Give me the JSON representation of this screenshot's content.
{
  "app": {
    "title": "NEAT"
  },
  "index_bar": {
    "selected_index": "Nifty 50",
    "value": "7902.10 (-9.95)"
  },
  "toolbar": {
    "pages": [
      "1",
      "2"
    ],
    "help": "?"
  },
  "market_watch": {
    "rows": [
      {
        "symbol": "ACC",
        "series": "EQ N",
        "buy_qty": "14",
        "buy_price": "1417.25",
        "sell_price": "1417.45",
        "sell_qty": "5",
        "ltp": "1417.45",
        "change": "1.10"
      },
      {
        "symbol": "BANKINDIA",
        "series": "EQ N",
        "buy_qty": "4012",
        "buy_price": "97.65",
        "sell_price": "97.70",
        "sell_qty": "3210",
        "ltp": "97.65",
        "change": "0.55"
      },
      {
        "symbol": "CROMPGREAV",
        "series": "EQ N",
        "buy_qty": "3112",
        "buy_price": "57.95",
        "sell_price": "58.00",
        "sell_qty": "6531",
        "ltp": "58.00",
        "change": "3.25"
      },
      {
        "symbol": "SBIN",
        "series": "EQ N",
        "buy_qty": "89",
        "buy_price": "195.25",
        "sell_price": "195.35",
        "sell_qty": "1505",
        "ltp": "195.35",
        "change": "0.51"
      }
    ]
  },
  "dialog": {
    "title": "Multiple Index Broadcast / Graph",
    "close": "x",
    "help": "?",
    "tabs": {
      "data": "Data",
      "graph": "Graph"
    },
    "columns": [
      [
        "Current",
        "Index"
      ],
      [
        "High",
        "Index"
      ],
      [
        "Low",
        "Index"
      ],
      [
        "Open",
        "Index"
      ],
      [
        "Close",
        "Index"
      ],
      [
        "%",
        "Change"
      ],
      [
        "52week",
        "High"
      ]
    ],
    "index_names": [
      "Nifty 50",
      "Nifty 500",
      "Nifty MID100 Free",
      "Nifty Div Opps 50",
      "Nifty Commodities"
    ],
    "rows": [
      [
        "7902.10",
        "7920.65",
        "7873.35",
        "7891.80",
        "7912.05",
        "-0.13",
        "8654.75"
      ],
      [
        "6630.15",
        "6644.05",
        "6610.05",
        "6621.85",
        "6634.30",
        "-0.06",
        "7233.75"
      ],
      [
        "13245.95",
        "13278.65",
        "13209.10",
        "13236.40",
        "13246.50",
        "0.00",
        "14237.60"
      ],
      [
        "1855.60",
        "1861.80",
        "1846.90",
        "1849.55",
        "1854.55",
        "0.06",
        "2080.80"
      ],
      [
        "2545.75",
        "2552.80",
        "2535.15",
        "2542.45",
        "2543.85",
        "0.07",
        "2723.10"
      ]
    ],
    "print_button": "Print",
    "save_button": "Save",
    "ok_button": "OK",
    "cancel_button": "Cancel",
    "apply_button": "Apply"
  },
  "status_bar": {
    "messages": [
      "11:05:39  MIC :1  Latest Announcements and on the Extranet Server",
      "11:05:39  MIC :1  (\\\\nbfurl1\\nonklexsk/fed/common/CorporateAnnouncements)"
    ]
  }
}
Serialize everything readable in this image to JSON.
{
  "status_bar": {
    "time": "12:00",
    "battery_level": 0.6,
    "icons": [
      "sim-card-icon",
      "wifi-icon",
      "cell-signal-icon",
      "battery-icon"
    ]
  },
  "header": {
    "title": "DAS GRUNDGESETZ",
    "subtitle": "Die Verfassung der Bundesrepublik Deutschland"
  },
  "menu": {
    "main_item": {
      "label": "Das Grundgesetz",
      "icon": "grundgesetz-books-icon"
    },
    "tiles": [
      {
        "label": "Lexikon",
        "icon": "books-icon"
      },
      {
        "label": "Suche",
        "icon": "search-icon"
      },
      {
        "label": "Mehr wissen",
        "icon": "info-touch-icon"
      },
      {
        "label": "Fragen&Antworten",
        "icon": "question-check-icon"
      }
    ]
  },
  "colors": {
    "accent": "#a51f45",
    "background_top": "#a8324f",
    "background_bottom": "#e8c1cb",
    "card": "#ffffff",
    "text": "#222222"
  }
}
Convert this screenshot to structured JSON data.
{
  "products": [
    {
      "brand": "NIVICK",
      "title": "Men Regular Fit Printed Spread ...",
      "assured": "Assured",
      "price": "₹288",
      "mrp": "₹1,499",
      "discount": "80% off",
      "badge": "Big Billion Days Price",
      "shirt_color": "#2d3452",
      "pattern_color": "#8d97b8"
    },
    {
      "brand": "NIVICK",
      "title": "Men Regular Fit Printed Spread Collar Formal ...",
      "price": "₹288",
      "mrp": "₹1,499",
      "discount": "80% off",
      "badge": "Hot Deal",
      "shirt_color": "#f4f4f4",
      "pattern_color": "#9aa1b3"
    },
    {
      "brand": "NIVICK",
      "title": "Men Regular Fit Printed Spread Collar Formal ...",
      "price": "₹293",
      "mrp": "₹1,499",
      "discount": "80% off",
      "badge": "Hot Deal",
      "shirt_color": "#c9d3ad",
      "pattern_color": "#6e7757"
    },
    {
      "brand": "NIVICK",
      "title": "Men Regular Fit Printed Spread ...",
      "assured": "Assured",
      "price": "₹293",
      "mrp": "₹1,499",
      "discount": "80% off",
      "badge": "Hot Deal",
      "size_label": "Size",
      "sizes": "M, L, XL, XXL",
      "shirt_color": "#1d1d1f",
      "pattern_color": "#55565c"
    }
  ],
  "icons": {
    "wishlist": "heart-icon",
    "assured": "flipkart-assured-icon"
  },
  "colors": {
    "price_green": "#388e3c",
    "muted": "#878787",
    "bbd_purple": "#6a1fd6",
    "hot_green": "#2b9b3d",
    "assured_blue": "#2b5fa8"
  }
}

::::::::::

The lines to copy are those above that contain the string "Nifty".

→ Reply to the task
    "selected_index": "Nifty 50",
      "Nifty 50",
      "Nifty 500",
      "Nifty MID100 Free",
      "Nifty Div Opps 50",
      "Nifty Commodities"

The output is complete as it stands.